> [Entries provided]:

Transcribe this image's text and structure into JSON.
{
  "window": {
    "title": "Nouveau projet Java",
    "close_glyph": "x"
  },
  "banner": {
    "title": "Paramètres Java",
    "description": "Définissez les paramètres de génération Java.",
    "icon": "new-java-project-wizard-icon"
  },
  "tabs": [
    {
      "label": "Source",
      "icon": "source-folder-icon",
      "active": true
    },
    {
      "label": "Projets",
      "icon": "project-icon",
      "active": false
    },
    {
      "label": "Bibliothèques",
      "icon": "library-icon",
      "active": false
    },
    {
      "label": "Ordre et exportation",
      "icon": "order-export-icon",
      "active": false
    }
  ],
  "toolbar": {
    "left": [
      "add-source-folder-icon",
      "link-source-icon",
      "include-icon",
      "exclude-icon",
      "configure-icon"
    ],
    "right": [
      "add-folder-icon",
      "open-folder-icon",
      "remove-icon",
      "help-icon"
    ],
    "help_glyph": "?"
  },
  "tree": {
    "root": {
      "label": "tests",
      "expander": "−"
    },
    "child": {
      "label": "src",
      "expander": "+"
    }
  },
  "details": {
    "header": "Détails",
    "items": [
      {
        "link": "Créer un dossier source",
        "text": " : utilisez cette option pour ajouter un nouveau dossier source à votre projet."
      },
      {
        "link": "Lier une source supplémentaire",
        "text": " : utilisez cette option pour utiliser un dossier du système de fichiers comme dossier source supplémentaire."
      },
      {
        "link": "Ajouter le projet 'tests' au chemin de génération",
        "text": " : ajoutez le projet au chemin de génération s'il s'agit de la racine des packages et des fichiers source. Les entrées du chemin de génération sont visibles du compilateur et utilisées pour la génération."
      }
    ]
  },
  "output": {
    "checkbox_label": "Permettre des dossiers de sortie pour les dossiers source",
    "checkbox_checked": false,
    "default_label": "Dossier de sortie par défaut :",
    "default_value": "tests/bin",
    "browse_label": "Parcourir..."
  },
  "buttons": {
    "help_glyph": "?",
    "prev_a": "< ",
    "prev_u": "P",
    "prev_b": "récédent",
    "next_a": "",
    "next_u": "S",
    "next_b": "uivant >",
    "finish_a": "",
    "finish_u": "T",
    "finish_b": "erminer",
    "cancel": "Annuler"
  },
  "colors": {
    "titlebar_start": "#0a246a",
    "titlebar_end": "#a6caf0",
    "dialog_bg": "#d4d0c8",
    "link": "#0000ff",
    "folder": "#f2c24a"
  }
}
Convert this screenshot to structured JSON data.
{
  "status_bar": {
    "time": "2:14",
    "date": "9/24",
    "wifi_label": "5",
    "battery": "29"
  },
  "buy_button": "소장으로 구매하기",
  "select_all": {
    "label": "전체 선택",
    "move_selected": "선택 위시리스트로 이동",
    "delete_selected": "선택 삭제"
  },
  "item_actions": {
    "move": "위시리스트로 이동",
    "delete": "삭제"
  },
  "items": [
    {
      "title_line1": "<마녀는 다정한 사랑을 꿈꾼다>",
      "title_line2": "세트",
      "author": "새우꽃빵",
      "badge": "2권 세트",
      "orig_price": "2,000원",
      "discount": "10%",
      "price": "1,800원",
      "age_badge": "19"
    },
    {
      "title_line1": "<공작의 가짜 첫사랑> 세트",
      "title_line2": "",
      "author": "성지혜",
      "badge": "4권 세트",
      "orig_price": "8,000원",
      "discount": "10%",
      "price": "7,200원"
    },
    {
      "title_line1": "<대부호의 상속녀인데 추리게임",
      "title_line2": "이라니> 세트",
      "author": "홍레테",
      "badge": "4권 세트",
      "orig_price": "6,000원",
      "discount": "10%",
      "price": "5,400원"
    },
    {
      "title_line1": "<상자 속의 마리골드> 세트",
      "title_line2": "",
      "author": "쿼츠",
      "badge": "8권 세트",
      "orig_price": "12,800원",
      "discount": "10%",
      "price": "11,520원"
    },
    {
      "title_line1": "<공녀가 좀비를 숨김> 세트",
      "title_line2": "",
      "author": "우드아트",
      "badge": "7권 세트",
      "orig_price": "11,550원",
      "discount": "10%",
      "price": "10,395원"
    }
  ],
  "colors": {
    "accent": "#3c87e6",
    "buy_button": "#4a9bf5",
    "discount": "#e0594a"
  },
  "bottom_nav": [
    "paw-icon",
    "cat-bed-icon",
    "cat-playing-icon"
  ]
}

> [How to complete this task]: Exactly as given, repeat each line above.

> [Response area]:
Transcribe this image's text and structure into JSON.
{
  "window": {
    "title": "Nouveau projet Java",
    "close_glyph": "x"
  },
  "banner": {
    "title": "Paramètres Java",
    "description": "Définissez les paramètres de génération Java.",
    "icon": "new-java-project-wizard-icon"
  },
  "tabs": [
    {
      "label": "Source",
      "icon": "source-folder-icon",
      "active": true
    },
    {
      "label": "Projets",
      "icon": "project-icon",
      "active": false
    },
    {
      "label": "Bibliothèques",
      "icon": "library-icon",
      "active": false
    },
    {
      "label": "Ordre et exportation",
      "icon": "order-export-icon",
      "active": false
    }
  ],
  "toolbar": {
    "left": [
      "add-source-folder-icon",
      "link-source-icon",
      "include-icon",
      "exclude-icon",
      "configure-icon"
    ],
    "right": [
      "add-folder-icon",
      "open-folder-icon",
      "remove-icon",
      "help-icon"
    ],
    "help_glyph": "?"
  },
  "tree": {
    "root": {
      "label": "tests",
      "expander": "−"
    },
    "child": {
      "label": "src",
      "expander": "+"
    }
  },
  "details": {
    "header": "Détails",
    "items": [
      {
        "link": "Créer un dossier source",
        "text": " : utilisez cette option pour ajouter un nouveau dossier source à votre projet."
      },
      {
        "link": "Lier une source supplémentaire",
        "text": " : utilisez cette option pour utiliser un dossier du système de fichiers comme dossier source supplémentaire."
      },
      {
        "link": "Ajouter le projet 'tests' au chemin de génération",
        "text": " : ajoutez le projet au chemin de génération s'il s'agit de la racine des packages et des fichiers source. Les entrées du chemin de génération sont visibles du compilateur et utilisées pour la génération."
      }
    ]
  },
  "output": {
    "checkbox_label": "Permettre des dossiers de sortie pour les dossiers source",
    "checkbox_checked": false,
    "default_label": "Dossier de sortie par défaut :",
    "default_value": "tests/bin",
    "browse_label": "Parcourir..."
  },
  "buttons": {
    "help_glyph": "?",
    "prev_a": "< ",
    "prev_u": "P",
    "prev_b": "récédent",
    "next_a": "",
    "next_u": "S",
    "next_b": "uivant >",
    "finish_a": "",
    "finish_u": "T",
    "finish_b": "erminer",
    "cancel": "Annuler"
  },
  "colors": {
    "titlebar_start": "#0a246a",
    "titlebar_end": "#a6caf0",
    "dialog_bg": "#d4d0c8",
    "link": "#0000ff",
    "folder": "#f2c24a"
  }
}
Convert this screenshot to structured JSON data.
{
  "status_bar": {
    "time": "2:14",
    "date": "9/24",
    "wifi_label": "5",
    "battery": "29"
  },
  "buy_button": "소장으로 구매하기",
  "select_all": {
    "label": "전체 선택",
    "move_selected": "선택 위시리스트로 이동",
    "delete_selected": "선택 삭제"
  },
  "item_actions": {
    "move": "위시리스트로 이동",
    "delete": "삭제"
  },
  "items": [
    {
      "title_line1": "<마녀는 다정한 사랑을 꿈꾼다>",
      "title_line2": "세트",
      "author": "새우꽃빵",
      "badge": "2권 세트",
      "orig_price": "2,000원",
      "discount": "10%",
      "price": "1,800원",
      "age_badge": "19"
    },
    {
      "title_line1": "<공작의 가짜 첫사랑> 세트",
      "title_line2": "",
      "author": "성지혜",
      "badge": "4권 세트",
      "orig_price": "8,000원",
      "discount": "10%",
      "price": "7,200원"
    },
    {
      "title_line1": "<대부호의 상속녀인데 추리게임",
      "title_line2": "이라니> 세트",
      "author": "홍레테",
      "badge": "4권 세트",
      "orig_price": "6,000원",
      "discount": "10%",
      "price": "5,400원"
    },
    {
      "title_line1": "<상자 속의 마리골드> 세트",
      "title_line2": "",
      "author": "쿼츠",
      "badge": "8권 세트",
      "orig_price": "12,800원",
      "discount": "10%",
      "price": "11,520원"
    },
    {
      "title_line1": "<공녀가 좀비를 숨김> 세트",
      "title_line2": "",
      "author": "우드아트",
      "badge": "7권 세트",
      "orig_price": "11,550원",
      "discount": "10%",
      "price": "10,395원"
    }
  ],
  "colors": {
    "accent": "#3c87e6",
    "buy_button": "#4a9bf5",
    "discount": "#e0594a"
  },
  "bottom_nav": [
    "paw-icon",
    "cat-bed-icon",
    "cat-playing-icon"
  ]
}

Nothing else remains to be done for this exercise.